The monks and everyone there are always very nice and they very patiently have guided me in their customs and rituals, training me to observe their culture. One must always sit lower than a monk, one must always bow before departing from the presence of a monk, and one must always bow when giving something to a monk or receiving something. Upon my first ever visit, after the morning chanting and meditation, I was allowed to participate in the ritual offering of food to the monks. One of the other laymen said to me, “I will train you”. And he commenced showing me to proper traditional ritual to offer the food unto the monks. I did as he did: got down on my knees with the tray of food, and moved up to the monks (who were upon an elevated seat, of course) and offered each item to them. And then, as instructed I did a bow, and then moved away and stood up again.

An elderly monk said to me, “Sung-ga-lee, sung-ga-lee!” He kept repeating the word as I stood before him on my knees. I didn’t know what was going on! Had I done something wrong? “I’m sorry”, I said, “I don’t understand…” One of the women (a nun) explained to me the meaning of the word and that he did not speak much English. It is a Pali word, and it denotes one who is training to be a monk. So, it was rather a compliment! “First, you serve them, then you can become one of them. It is a monk-to-be.”

(Note: I’ve tried on a few occasions to find some textual reference to this word, but I have not been successful as of yet. So, as a result, I am not aware of its proper spelling. So, for the purpose of this blog, I have spelled it phonetically, separating each syllable. If anyone finds any error in what is writ herein, please feel free to correct me, I would be most appreciative).


I had read about Buddhism for a few years before ever coming to the Temple, but actually going to the temple and immersing myself in the culture is miles away from merely reading about it! The people I’ve met there are amongst the most accepting and loving that I have ever met. An elderly nun, who bearly speaks any English, once said to me, “I no speak much English… But I love you!” I have no interest in becoming a monk myself, but these are experiences that I shall cherish for a life time!

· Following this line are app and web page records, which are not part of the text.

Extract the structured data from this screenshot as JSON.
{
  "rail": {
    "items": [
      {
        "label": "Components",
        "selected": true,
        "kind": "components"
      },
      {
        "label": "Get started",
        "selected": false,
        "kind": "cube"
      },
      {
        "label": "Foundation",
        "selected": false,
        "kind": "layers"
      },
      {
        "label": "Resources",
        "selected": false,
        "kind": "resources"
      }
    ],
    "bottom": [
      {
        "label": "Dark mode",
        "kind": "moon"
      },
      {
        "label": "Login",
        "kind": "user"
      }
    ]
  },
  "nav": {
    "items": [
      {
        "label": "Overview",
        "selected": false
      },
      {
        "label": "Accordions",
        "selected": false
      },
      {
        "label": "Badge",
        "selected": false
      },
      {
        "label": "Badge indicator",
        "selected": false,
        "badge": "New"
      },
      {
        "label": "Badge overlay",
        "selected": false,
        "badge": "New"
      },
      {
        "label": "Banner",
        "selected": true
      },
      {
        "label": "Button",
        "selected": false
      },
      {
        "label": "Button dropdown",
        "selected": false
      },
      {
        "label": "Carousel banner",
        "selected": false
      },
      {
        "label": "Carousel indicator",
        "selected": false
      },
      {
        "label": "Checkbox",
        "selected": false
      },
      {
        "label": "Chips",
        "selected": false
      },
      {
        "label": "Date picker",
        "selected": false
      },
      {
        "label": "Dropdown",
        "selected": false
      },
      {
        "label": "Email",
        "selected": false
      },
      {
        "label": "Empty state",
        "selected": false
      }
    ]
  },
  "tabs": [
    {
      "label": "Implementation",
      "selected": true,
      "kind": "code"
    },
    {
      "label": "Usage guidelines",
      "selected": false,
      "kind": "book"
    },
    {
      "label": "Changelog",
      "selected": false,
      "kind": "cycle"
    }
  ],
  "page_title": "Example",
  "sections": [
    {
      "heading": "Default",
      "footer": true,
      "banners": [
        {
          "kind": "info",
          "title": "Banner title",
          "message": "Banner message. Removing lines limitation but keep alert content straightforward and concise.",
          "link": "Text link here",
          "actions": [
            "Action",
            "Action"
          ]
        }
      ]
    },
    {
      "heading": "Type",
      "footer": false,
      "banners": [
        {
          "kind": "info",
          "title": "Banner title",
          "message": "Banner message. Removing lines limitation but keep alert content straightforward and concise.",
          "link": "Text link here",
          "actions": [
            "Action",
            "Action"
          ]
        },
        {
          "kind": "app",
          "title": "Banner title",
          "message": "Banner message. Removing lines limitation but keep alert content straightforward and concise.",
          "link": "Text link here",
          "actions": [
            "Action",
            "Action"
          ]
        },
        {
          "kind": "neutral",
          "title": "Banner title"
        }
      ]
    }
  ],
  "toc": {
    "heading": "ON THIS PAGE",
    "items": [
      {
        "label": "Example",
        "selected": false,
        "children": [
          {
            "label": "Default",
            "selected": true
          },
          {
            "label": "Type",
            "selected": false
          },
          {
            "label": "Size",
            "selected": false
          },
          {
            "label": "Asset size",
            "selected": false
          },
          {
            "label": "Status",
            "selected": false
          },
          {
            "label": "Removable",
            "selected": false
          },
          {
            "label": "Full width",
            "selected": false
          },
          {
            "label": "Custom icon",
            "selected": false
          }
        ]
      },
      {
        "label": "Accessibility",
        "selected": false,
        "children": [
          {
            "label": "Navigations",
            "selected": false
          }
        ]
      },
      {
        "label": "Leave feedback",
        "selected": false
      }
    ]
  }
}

I haven’t been there in a while now, but I’m sure I will be returning very soon, I can never stay away for very long at a time. And I’m sure that I will be sharing other experiences from there in future entries on here. Until next time,

Sawadee (Thai word used for both greeting and parting),

– Thome

A Further Introductory Note

So, on with the introduction! I am Thome, and I am an aspiring poet and a language/culture enthusiast. I greatly enjoy learning about other languages and cultures. But no, I am not fluent in any others. There are many cultures that I’ve developed obsessions with over the years and I am very apt to develop new obsessions all the time! So much so that sometimes, I think I would make an excellent anthropologist.

I love all things far Eastern and mystical. I love beat poetry, verbose writers like T. S. Eliot and William Shakespeare, the vulgar imagery of Allen Ginsberg, the assault of the mind with multilayered word-images, and the quiet contemplative haiku of Jack Kerouac: nothing delights me more than words, reading and writing!

I have come here to start a new journey in my writing: sharing my delight with life and everything that fascinates me. I look forward to trying my hand at some narrative prose on here, and sharing some of my favourite poetry that I have written, and will write.


– Thome